While on leave in Paris he visited a museum and learned of the work of the French scientist, Jacques de Vaucanson. He had made automatons for the amusement of the royal court centuries earlier. As a brain surgeon in the US Army in France Dr. Handricksen saw the human body was like a machine, so why not make a machine like a human body. If a soldier could be replaced by a machine, the machine would not suffer pain and could be replaced or repaired by technicians in the field.

When the Armistice was signed in 1918, Dr. Handricksen returned to civilian life but wanted nothing to do with medicine for a while, so he could think about his next project. Working as an electrician and later for the telephone company to pay the bills, at night he would stay up late, working on designs for his human machine. By 1926 he realized he would need more money to build his automaton and so he returned to medicine.

Founding a small clinic south of Los Angeles, California, he treated the rich who frequented the beaches and spas in the area.
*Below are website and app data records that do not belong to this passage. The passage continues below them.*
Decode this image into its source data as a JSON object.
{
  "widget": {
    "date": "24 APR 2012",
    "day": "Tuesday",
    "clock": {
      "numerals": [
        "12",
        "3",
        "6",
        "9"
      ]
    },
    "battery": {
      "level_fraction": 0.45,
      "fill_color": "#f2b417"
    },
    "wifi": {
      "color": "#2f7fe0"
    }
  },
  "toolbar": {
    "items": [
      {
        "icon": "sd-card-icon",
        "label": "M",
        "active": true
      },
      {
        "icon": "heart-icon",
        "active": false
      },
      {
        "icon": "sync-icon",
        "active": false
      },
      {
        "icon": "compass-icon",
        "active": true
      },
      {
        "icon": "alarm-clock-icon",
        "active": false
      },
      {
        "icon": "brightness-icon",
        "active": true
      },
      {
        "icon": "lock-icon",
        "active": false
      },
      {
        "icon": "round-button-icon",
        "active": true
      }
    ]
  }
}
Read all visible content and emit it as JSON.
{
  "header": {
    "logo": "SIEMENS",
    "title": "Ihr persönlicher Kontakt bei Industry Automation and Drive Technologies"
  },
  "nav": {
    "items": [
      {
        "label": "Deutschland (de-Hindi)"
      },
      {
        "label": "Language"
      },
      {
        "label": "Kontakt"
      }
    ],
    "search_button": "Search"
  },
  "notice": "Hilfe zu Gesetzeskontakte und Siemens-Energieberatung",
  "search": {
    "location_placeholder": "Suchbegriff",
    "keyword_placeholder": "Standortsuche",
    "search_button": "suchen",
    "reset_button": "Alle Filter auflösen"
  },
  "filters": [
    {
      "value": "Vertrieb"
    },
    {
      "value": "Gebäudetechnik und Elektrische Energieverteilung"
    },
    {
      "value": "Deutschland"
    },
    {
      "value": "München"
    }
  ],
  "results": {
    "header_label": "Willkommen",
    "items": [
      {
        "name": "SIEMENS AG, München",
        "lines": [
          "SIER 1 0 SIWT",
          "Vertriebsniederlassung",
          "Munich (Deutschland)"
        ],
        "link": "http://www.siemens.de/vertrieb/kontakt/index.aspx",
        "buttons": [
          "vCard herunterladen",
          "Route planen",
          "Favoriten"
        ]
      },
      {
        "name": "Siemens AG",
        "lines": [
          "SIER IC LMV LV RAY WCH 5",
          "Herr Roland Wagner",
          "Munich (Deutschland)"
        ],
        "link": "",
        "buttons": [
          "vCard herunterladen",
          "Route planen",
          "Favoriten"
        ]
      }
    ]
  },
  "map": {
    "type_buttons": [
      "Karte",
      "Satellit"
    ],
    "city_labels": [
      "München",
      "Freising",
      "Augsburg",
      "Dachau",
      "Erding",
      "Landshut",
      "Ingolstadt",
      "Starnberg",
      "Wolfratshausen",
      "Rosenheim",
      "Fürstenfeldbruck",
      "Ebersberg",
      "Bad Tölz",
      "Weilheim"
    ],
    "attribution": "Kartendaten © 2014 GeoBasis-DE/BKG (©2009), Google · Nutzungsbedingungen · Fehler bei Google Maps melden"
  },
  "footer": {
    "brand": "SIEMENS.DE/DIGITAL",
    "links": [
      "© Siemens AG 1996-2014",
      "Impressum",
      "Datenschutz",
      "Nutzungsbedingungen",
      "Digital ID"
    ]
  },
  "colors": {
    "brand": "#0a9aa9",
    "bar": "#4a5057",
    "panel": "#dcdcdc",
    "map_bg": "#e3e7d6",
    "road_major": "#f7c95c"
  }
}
At the rear of his clinic he built a laboratory to begin experimenting with his ideas for a human machine. By 1930 he had the final designs completed and he began construction of prototypes.
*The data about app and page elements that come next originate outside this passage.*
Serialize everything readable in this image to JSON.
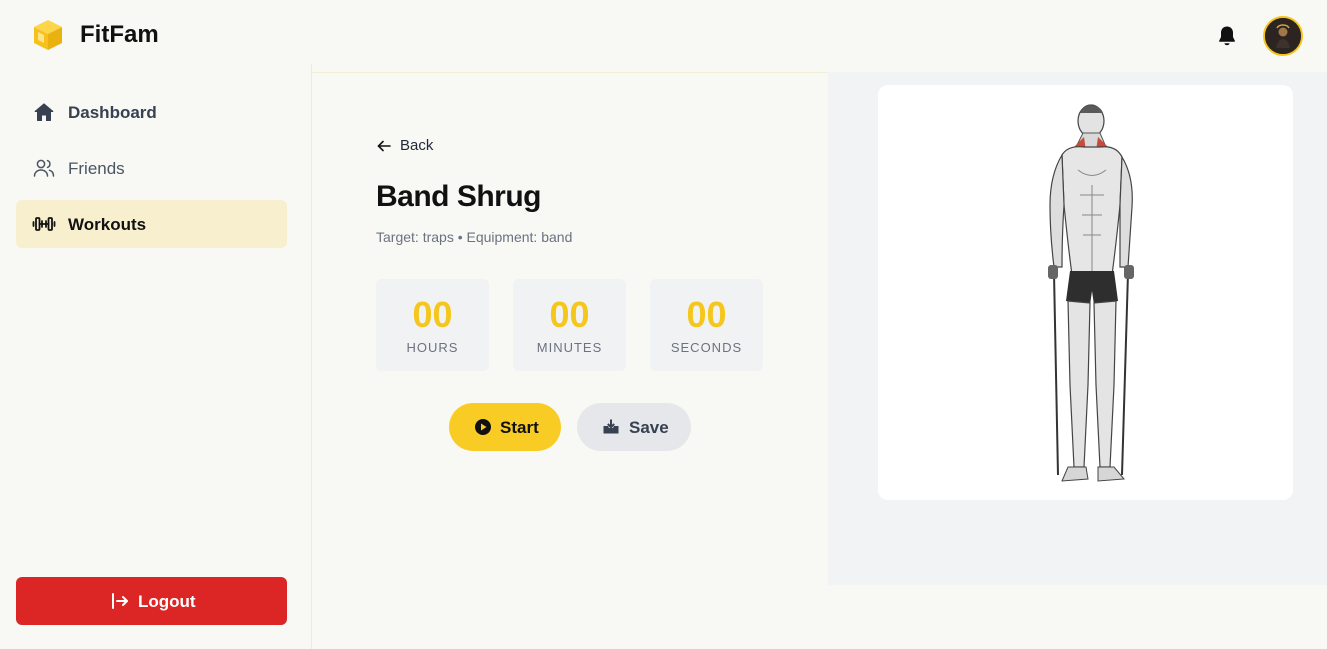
{
  "header": {
    "app_name": "FitFam",
    "brand_color": "#f6c31a",
    "icons": [
      "box-logo-icon",
      "bell-icon",
      "avatar"
    ]
  },
  "sidebar": {
    "items": [
      {
        "label": "Dashboard",
        "icon": "home-icon",
        "active": false
      },
      {
        "label": "Friends",
        "icon": "users-icon",
        "active": false
      },
      {
        "label": "Workouts",
        "icon": "dumbbell-icon",
        "active": true
      }
    ],
    "logout_label": "Logout",
    "logout_color": "#dc2626"
  },
  "exercise": {
    "back_label": "Back",
    "title": "Band Shrug",
    "subtitle": "Target: traps • Equipment: band"
  },
  "timer": {
    "hours": {
      "value": "00",
      "label": "HOURS"
    },
    "minutes": {
      "value": "00",
      "label": "MINUTES"
    },
    "seconds": {
      "value": "00",
      "label": "SECONDS"
    }
  },
  "actions": {
    "start_label": "Start",
    "save_label": "Save"
  },
  "image": {
    "alt": "band shrug illustration"
  }
}
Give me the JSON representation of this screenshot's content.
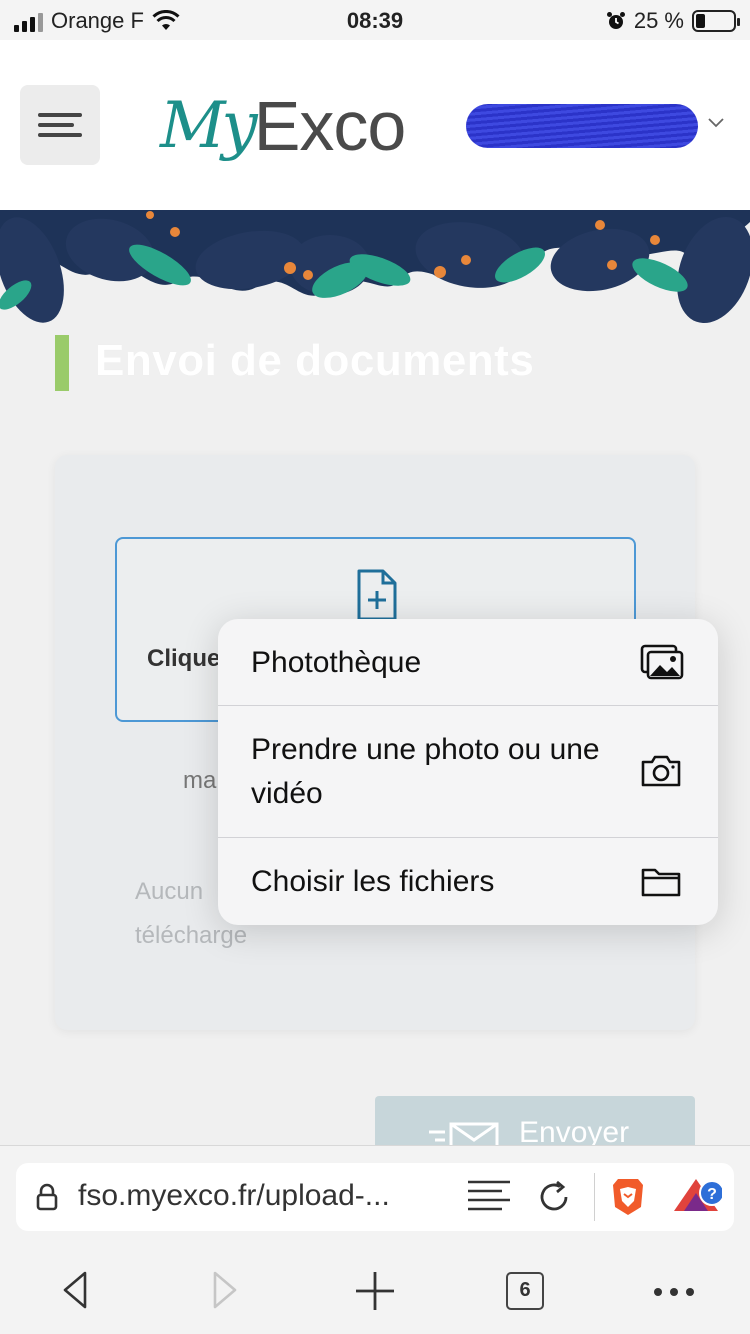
{
  "status_bar": {
    "carrier": "Orange F",
    "time": "08:39",
    "battery": "25 %",
    "battery_level": 0.25
  },
  "header": {
    "logo_my": "My",
    "logo_exco": "Exco"
  },
  "page": {
    "title": "Envoi de documents"
  },
  "upload": {
    "click_label": "Clique",
    "max_label": "ma",
    "none_line1": "Aucun",
    "none_line2": "télécharge"
  },
  "send_button": {
    "label": "Envoyer"
  },
  "action_sheet": {
    "items": [
      {
        "label": "Photothèque",
        "icon": "photo-library-icon"
      },
      {
        "label": "Prendre une photo ou une vidéo",
        "icon": "camera-icon"
      },
      {
        "label": "Choisir les fichiers",
        "icon": "folder-icon"
      }
    ]
  },
  "browser": {
    "url": "fso.myexco.fr/upload-...",
    "tab_count": "6"
  }
}
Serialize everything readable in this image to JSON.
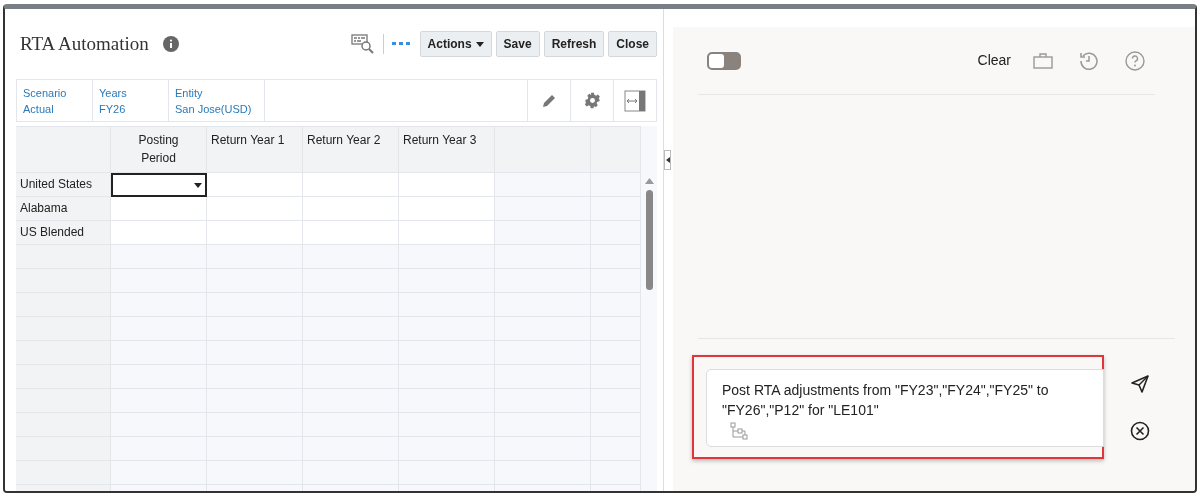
{
  "form": {
    "title": "RTA Automation",
    "toolbar_buttons": [
      "Actions",
      "Save",
      "Refresh",
      "Close"
    ],
    "pov": [
      {
        "label": "Scenario",
        "value": "Actual"
      },
      {
        "label": "Years",
        "value": "FY26"
      },
      {
        "label": "Entity",
        "value": "San Jose(USD)"
      }
    ],
    "grid": {
      "columns": [
        "Posting Period",
        "Return Year 1",
        "Return Year 2",
        "Return Year 3"
      ],
      "rows": [
        {
          "label": "United States",
          "selected": true
        },
        {
          "label": "Alabama",
          "selected": false
        },
        {
          "label": "US Blended",
          "selected": false
        }
      ]
    }
  },
  "assistant": {
    "toggle": {
      "on": false
    },
    "clear": "Clear",
    "prompt": {
      "value": "Post RTA adjustments from \"FY23\",\"FY24\",\"FY25\" to \"FY26\",\"P12\" for \"LE101\""
    }
  }
}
In 1937 until 1941, Dr. Handricksen went to France for two to three weeks every summer. He learned more about the works of Jacques de Vaucanson. He also founded a small subsidiary of his company, and called it the Société française d'automates, French Automaton Corporation. Several young French scientists and engineers worked on the PAeL project, primarily on the power generation and supply. Power generation was headquartered in Paris and power supply was designed in Vichy.
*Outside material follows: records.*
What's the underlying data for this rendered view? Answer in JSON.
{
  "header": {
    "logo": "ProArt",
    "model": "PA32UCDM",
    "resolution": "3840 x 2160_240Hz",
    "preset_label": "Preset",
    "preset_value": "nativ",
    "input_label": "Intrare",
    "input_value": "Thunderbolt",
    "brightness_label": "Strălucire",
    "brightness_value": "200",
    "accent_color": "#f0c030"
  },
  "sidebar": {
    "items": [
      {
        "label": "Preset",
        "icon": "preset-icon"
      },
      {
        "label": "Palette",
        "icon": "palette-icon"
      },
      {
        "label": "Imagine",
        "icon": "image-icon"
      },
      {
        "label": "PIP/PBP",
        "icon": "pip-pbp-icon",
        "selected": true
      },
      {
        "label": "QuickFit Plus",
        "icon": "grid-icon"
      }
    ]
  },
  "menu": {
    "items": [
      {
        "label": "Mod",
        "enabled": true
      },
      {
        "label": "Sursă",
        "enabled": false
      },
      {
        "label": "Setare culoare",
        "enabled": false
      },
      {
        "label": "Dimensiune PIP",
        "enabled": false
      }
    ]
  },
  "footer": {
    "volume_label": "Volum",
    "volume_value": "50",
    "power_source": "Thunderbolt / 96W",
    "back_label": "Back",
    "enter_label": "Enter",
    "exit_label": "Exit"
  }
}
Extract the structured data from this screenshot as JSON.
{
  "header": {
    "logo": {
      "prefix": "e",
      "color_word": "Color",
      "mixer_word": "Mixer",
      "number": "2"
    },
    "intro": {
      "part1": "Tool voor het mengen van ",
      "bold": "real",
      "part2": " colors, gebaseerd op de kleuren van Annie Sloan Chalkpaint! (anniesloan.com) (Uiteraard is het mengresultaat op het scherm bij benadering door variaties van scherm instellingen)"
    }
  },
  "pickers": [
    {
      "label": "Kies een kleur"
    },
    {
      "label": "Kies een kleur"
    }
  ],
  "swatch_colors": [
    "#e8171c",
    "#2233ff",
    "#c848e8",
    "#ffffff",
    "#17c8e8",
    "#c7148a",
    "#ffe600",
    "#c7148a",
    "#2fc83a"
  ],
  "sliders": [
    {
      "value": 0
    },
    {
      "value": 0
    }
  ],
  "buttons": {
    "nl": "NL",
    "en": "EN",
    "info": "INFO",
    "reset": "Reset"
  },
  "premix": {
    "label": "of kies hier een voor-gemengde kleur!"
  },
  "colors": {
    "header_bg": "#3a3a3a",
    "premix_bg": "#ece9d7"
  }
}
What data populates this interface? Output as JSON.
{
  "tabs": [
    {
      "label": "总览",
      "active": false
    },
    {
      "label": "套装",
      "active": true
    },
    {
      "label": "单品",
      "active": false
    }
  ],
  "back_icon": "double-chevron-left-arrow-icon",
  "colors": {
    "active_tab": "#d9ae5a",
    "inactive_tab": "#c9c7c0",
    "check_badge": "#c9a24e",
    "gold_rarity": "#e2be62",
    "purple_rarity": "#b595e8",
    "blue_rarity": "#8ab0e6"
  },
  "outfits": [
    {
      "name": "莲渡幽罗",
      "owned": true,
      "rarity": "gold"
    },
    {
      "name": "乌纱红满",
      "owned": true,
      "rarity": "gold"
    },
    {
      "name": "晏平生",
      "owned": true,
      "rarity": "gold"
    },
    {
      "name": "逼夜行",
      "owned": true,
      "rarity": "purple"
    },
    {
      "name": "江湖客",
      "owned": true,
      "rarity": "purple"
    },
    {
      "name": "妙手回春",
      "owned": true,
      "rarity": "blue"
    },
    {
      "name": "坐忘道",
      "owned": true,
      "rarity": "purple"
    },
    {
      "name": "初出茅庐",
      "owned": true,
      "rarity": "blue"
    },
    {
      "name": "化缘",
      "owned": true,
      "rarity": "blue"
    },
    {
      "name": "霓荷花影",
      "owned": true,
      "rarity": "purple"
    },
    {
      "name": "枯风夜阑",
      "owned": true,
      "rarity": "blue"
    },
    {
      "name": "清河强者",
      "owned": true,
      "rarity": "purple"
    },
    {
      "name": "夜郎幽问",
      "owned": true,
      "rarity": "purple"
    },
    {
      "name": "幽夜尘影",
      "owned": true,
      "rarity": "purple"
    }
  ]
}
The result was that by late 1940, he introduced to the US Army his prototype for an automaton soldier. Impressed with the demonstration the Army ordered a test battalion based on a regular human battalion. Due to the very limited reasoning ability of the automaton, each automaton was assigned to a human soldier on a one to one ratio. So each unit was 50% humans and 50% automaton soldiers.

The unit took part in the Louisiana Maneuvers of 1940 with good results. The automatons maintained a high operational rate and performed their duties as expected. The project was given the go ahead to proceed with larger units.

The U.S. Army Automaton Corps was formed on September 14, 1941 with two divisions on paper, formed from one under strength National Guard division that was activated into Federal service. Due to the rapid expansion of the Army after Pearl Harbor the troops to form two divisions were not available, even the activated division was raided for troops to form the cadre of other new divisions. As a result, it was decided to start with a single regiment of infantry, the 1138th Regiment, Troop, Human, Experimental.

Each automaton had a control box in their chest and a sensor unit in their head. The sensor unit and control boxes were hand made by Dr. Handricksen. These devices were so secret that they were not even patented. Breaking one open allowed a certain liquid to escape and rendered the device useless. The devices were sealed at the factory and in the field could be replaced with a new unit, but could not be repaired.

The other components were made in Dr. Handricksens small workshop behind his clinic in California. Once the contract was lent for the first Corps Dr. Handricksen purchased a small factory and began series production in early 1941. Most of the employees were from the local area, both men and women. Dr. Handricksen continued to make the control and sensor boxes himself in his workshop.


Karcuss said...

Boy when are you getting the funding for the Film! couple more pages and you could have the book and screen play.
A bit of dialogue "well doctor, that didn't work out so well!. Try again shall we?' (in a very bad French accent somewhat like Pink Pantheresque!

I'm in all in that 28mm and 1/72mm stuff i'm firing up

That Pulp gaming 1900 - 2000(+?)idea well not so much an idea as i have started with figures and construction.

anyhow Happy Birthday! again

Nice work on the U-boat as in continues

Bunkermeister said...

Well, I do know a few Hollywood people...